====== Raw data ======
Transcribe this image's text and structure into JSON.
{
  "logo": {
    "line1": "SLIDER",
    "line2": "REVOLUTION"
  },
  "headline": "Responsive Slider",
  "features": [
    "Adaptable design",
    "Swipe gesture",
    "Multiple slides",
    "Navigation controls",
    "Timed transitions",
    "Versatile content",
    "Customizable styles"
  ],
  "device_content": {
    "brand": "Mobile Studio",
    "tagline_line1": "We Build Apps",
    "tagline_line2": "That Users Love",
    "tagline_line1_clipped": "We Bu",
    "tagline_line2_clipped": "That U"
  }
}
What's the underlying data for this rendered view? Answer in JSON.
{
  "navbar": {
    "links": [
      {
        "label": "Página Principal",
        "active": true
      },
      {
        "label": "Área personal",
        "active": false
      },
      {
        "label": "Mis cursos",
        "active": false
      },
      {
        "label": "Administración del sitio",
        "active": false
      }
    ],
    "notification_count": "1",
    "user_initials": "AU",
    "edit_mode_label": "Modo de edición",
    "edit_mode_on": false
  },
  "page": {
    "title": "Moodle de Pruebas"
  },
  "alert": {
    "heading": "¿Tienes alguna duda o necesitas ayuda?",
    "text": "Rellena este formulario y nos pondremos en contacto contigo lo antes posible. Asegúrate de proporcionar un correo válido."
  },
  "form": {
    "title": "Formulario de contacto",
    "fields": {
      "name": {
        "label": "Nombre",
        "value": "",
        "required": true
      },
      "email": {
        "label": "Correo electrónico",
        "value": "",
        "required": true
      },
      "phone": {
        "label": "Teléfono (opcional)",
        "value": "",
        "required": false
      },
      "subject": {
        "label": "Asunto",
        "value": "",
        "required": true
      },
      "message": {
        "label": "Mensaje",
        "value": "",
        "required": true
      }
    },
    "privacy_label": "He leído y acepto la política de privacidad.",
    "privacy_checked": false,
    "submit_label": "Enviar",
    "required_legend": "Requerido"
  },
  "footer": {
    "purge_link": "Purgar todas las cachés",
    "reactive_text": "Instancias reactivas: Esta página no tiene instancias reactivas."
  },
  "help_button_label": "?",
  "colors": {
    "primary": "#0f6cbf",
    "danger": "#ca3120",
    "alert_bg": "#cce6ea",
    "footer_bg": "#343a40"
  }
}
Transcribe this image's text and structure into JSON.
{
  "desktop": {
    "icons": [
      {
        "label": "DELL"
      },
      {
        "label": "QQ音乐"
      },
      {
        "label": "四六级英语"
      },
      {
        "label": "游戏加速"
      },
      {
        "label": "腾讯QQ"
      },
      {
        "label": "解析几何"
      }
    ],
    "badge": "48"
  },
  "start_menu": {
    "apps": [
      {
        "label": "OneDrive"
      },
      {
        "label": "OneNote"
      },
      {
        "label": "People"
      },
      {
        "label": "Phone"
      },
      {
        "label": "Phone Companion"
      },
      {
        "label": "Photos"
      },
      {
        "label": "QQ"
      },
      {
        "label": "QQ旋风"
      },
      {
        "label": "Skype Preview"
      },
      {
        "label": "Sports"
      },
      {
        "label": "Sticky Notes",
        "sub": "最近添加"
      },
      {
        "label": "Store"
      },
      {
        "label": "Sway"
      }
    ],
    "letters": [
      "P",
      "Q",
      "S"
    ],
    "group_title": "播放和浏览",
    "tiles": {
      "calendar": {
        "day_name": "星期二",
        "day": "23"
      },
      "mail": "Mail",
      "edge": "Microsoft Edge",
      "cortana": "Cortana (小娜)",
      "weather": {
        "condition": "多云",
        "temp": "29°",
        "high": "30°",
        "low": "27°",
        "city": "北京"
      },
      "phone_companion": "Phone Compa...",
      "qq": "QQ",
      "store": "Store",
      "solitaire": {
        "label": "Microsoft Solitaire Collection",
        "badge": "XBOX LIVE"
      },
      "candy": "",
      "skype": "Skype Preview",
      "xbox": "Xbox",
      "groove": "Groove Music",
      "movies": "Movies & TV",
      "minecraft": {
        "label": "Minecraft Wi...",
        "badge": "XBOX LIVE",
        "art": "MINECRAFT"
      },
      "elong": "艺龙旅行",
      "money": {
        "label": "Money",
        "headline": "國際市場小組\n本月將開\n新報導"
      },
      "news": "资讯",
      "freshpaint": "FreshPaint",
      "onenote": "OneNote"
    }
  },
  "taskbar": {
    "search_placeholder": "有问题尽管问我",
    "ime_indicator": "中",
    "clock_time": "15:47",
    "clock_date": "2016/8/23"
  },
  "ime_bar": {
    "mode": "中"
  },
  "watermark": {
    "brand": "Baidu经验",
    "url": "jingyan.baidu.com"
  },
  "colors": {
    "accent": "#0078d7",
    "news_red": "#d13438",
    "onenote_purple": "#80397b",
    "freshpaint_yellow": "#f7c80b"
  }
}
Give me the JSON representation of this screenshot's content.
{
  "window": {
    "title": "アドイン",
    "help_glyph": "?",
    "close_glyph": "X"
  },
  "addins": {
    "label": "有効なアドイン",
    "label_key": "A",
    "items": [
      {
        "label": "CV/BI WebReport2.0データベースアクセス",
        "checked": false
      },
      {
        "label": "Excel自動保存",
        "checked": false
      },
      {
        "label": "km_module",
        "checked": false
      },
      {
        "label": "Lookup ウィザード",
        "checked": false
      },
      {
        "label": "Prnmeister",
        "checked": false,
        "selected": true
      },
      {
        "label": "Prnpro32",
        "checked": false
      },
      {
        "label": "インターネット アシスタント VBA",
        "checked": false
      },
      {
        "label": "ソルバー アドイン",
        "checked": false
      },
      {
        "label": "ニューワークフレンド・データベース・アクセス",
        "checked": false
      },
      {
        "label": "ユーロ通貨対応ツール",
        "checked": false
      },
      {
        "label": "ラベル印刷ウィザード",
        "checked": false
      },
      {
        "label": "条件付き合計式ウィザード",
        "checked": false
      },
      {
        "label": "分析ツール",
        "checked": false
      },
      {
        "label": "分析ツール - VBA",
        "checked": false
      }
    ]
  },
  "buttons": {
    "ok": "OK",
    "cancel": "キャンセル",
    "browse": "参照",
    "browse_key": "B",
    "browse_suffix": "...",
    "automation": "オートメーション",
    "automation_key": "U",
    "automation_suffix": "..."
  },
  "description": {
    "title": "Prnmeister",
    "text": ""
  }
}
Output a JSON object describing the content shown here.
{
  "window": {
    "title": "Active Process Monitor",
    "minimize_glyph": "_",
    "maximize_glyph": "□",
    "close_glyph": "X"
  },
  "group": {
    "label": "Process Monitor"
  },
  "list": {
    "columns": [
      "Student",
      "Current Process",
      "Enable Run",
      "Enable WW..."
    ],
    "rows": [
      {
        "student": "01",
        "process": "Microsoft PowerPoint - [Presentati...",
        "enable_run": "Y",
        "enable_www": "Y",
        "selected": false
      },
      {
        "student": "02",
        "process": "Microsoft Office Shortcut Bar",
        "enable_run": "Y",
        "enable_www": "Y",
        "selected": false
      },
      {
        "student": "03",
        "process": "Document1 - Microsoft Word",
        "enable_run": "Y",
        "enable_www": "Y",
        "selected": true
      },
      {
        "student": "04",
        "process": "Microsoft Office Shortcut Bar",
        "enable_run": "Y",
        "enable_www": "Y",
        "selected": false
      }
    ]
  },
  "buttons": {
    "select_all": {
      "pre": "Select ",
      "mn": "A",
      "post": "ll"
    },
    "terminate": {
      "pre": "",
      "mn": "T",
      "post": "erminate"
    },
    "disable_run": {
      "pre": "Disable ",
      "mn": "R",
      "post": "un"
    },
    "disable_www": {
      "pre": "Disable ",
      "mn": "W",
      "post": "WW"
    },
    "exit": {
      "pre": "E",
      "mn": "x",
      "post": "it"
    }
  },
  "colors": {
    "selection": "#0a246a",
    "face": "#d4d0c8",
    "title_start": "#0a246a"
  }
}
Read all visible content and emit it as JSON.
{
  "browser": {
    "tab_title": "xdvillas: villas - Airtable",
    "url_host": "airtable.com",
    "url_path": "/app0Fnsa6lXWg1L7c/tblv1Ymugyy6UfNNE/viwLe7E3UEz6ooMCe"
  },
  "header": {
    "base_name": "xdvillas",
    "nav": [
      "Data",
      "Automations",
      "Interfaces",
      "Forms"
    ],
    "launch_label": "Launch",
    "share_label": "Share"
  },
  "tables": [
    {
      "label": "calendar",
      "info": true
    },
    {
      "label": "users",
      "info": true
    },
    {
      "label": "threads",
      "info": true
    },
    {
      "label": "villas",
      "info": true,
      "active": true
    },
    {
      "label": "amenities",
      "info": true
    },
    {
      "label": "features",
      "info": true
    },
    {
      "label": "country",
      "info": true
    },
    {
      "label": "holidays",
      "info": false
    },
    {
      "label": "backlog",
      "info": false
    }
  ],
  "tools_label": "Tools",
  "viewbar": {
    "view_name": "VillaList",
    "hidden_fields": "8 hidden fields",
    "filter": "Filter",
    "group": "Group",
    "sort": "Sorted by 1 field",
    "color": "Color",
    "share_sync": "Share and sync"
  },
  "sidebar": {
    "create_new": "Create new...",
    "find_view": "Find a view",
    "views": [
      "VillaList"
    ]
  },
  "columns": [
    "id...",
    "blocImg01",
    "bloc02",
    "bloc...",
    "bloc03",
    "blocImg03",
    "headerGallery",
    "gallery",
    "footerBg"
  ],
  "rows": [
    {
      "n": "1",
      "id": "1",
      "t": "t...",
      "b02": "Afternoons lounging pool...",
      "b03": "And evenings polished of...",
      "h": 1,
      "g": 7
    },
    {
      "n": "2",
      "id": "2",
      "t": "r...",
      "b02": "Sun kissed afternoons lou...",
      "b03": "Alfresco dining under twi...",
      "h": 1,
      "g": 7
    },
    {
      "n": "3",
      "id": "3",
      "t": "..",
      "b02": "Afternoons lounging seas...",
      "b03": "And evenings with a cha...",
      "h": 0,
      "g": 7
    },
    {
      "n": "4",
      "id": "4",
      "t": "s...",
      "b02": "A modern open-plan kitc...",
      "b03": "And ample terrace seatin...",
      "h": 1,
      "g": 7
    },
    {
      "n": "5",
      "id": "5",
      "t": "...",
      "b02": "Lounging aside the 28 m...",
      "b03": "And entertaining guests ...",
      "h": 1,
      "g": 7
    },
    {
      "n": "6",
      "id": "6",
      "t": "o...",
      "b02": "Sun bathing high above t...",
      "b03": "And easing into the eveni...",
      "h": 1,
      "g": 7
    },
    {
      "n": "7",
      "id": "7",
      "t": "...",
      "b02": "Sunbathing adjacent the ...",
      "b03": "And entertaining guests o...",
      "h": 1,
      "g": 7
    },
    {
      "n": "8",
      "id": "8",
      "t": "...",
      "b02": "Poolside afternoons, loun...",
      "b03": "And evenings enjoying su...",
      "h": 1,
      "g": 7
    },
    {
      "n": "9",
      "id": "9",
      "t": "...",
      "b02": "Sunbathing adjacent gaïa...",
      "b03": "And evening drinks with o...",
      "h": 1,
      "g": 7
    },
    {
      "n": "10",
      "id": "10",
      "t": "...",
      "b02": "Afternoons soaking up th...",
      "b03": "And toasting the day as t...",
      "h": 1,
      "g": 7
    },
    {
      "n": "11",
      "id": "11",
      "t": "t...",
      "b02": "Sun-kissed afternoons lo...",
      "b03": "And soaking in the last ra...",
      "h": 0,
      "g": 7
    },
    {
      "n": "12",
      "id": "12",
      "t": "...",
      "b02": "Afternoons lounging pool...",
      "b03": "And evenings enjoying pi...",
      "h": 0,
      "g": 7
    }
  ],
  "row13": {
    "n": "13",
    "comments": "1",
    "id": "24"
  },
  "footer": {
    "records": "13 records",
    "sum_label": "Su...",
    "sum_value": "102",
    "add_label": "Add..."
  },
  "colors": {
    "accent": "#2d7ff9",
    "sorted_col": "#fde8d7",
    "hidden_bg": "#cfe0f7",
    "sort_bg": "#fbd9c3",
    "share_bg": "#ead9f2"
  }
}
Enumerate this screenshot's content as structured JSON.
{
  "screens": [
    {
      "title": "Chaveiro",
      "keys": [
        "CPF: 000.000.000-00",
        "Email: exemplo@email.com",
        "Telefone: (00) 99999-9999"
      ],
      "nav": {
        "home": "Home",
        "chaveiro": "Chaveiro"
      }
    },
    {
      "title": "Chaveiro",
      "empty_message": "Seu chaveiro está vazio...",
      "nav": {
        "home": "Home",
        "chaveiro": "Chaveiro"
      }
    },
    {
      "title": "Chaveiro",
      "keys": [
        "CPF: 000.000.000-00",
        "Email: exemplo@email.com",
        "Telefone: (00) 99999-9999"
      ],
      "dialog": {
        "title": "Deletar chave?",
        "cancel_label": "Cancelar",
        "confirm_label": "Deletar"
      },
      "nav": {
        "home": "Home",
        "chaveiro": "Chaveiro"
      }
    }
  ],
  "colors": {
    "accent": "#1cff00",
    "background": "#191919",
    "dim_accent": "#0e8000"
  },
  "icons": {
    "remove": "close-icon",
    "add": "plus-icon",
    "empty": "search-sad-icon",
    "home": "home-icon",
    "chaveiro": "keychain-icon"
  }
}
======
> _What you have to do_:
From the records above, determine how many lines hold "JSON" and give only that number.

> _Finished exercise_:
7